[EXERCISE] The required output is a number: how many lines of the data below include the string "Classic".

[DATA SECTION]
.....
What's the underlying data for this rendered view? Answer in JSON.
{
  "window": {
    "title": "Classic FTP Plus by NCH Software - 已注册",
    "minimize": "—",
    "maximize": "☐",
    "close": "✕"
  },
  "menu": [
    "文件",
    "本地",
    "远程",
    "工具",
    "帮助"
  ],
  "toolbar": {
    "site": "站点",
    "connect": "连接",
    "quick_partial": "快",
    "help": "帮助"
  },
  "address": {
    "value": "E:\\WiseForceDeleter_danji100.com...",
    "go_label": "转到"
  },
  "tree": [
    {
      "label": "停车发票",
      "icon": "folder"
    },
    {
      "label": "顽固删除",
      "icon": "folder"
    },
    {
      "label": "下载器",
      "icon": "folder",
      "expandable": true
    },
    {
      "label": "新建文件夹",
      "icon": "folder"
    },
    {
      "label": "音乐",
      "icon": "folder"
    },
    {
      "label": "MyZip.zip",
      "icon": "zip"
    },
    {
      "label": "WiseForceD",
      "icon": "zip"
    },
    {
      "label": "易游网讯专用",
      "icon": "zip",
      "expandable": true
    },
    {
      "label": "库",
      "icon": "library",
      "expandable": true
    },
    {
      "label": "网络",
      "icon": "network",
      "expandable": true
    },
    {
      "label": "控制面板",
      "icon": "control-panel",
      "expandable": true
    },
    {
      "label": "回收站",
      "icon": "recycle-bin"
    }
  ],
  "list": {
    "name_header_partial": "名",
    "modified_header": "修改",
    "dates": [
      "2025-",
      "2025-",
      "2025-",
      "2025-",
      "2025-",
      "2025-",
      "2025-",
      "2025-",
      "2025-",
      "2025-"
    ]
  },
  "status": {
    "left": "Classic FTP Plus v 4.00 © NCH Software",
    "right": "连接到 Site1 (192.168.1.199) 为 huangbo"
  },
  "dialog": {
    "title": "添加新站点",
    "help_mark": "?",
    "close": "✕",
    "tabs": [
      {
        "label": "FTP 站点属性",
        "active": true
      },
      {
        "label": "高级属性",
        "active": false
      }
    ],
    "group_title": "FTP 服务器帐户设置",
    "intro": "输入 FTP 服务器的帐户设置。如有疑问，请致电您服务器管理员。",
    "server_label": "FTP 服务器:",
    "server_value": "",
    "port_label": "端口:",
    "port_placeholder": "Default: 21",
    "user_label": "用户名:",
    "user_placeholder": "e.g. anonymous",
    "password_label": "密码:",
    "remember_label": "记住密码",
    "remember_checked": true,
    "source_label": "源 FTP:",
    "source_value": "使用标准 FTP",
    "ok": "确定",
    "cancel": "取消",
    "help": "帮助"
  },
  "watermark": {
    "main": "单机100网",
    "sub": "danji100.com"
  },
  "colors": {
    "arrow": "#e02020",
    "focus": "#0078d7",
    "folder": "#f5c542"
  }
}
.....
[RESPONSE TO THIS TASK] 2